Posts Tagged ‘Pearl Harbor’

Career in Crosshairs Concluded

Where was Flier 66 years ago today? | Posted by Rebekah
Feb 07 2010

Flier’s whereabouts sixty-six years ago today are unknown…where she was depends on which records you believe.

It’s one of the interesting things about history: despite it being “over and done” what we “know” happened sometimes changes depending on what records and/or memories we depend on.

According to the book: “USS Flier: Death and Survival on a WWII Submarine” by Michael Sturma (from where I got most of my information about Crowley’s Board of Investigation, by the way)  Crowley’s Board of Investigation concluded on the 7th (today) and gave its verdict on the 8th, (tomorrow) and the Flier left Pearl Harbor for the States shortly thereafter. Those dates were found in the Naval Proceedings records held at the Judge Advocate General.

According to Flier’s own War Patrol Report Prologue however, she left Pearl on the 7th, which means that the Board of Investigation had to have concluded and given its verdict before Flier left.

Regardless of when it concluded and Flier was permitted to leave Pearl for  Vallejo, California, the finding of the Board was this:  Crowley was responsible for his boat grounding, but it was not due to culpable negligence.  He would be allowed to continue to command the Flier.

But for now, she had to be taken back to the States for major repairs at the largest submarine yard on the West Coast: Mare Island in Vallejo (just northeast of San Francisco).  Thankfully, the waters between Pearl and California were fairly secure, and heavily trafficked and patrolled, so it was unlikely to hide any Japanese ships or subs (later discovered to be untrue, but that was unknown at the time).   Flier was sent without an escort.

She limped out of harbor so badly dented and damaged people onshore must have wondered what kind of amazing story she had to tell if only her crew would be permitted.

It wasn’t one they were likely to repeat even if they had been allowed.

Sixty-Six Years Ago…the Jinx Begins

Where was Flier 66 years ago today? | Posted by Rebekah
Feb 04 2010

Originally Posted on January 30, 2010
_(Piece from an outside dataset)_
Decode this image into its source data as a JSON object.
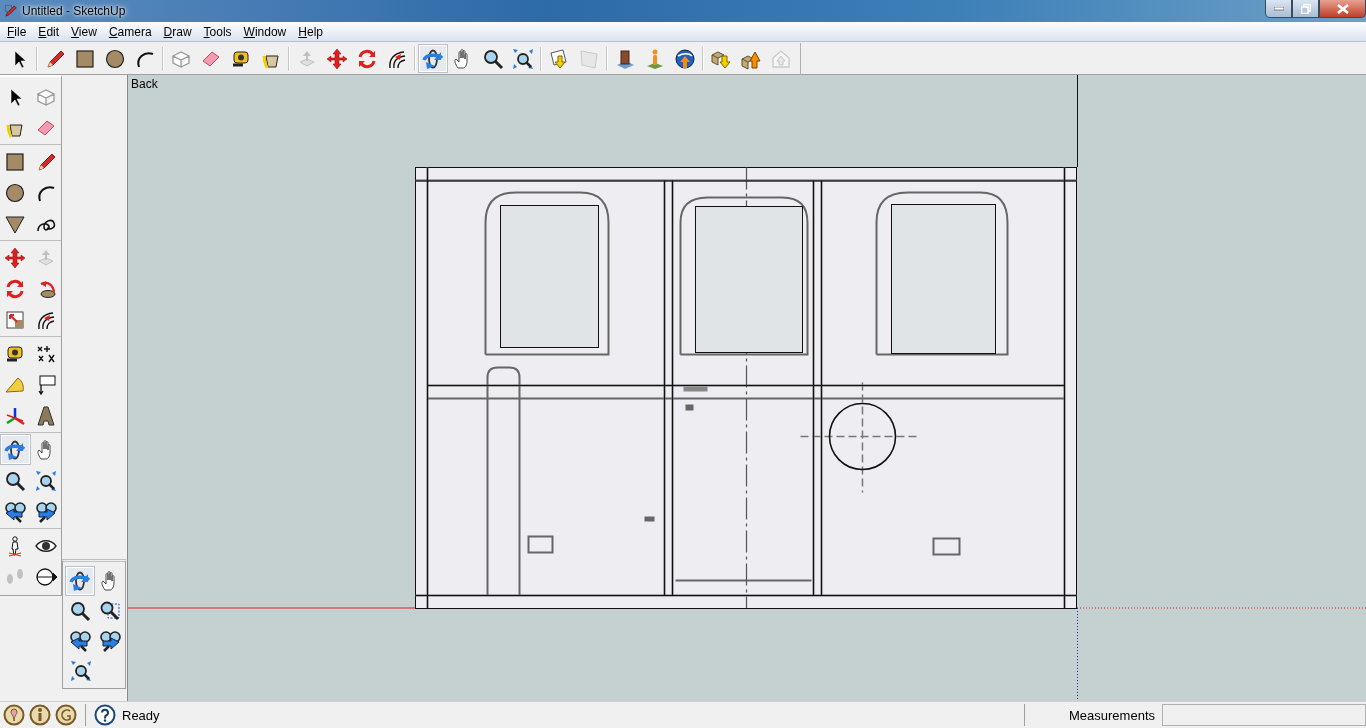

Sixty Six years ago today, the USS Flier, towed by the Submarine rescue ship USS Florikan, and guarded by two escort ships, was towed back to Pearl Harbor, Hawaii.  Her hull was smashed and dented, though it did hold water.  Her shafts and propellers were so damaged they couldn’t turn and leaked.   Unable to dive, unable to run, she had been hauled back to Pearl under guard, destined for either the dry dock or scrap heap, her commanding officer’s career on the line after only three months in command, and the whispers began to pick up pace…

“She’s a jinxed boat…”

Eighteen days earlier, Flier left Pearl for her first war patrol in the Pacific.  Like many ships and subs, she was supposed to stop at Midway Island to top off her fuel.  The canal into Midway was tricky, and incoming vessels always took on an experienced pilot/navigator from Midway who helped guide the ship in.

Flier
arrived during one of the worst winter storms on record.  It was too dangerous to transfer the pilot from the waiting tugboat, so the tug turned and signaled Flier to follow.  Flier’s Captain, John D. Crowley, took Flier in slowly and carefully, determined to thread the canal.  What he didn’t know is there was a strong cross current, and unless you took it fast enough, you’d be thrown to the side.

Flier got caught, and the storm whipped waves threw her further up the coral reef that ringed Midway.  The tug got back to base, and sent out the USS Macaw, Midway’s brand-new submarine rescue ship to help them off.  But soon she too, was aground.  Trying to drop the anchor so Flier wouldn’t go any higher on the reef, two men were washed overboard, and another dove in after his buddy.

A week later, the storm blew over.  Word reached them that one of the men who had been swept overboard, Clyde Gerber, and the man who went in after him, George Banchero, were in the hospital.  The other man swept overboard, James Francis Peder Cahl, had been found washed up on shore, dead, and had already been buried at sea.  Sadly, he was one of the few married men on board.

It took the Florikan, the original tug that tried to guide them in, and a floating crane to free Flier from her perch, but no amount of lift would budge the Macaw.  To add insult to injury, on the way back, another winter storm hit the Flier and Florikan, and snapped the tow line, leaving Flier at the mercy of the waves for hours.

Three months old, she limped back to Pearl sixty-six years ago today.  She had already been fired at by a friendly ship who mistook her for a U-Boat, had been torn up on a coral reef, lost a crewmember, and still had yet to see war.  The whispers began…is she jinxed?

Some men said they could tell if a sub was lucky or not.  It might not have helped that the wounded Flier likely passed or moored near the USS Silversides who was resupplying in Pearl Harbor between her infamous patrols.  Her nickname was “The Lucky Boat”, and she still floats today, a museum ship.

But Flier only had eight months left.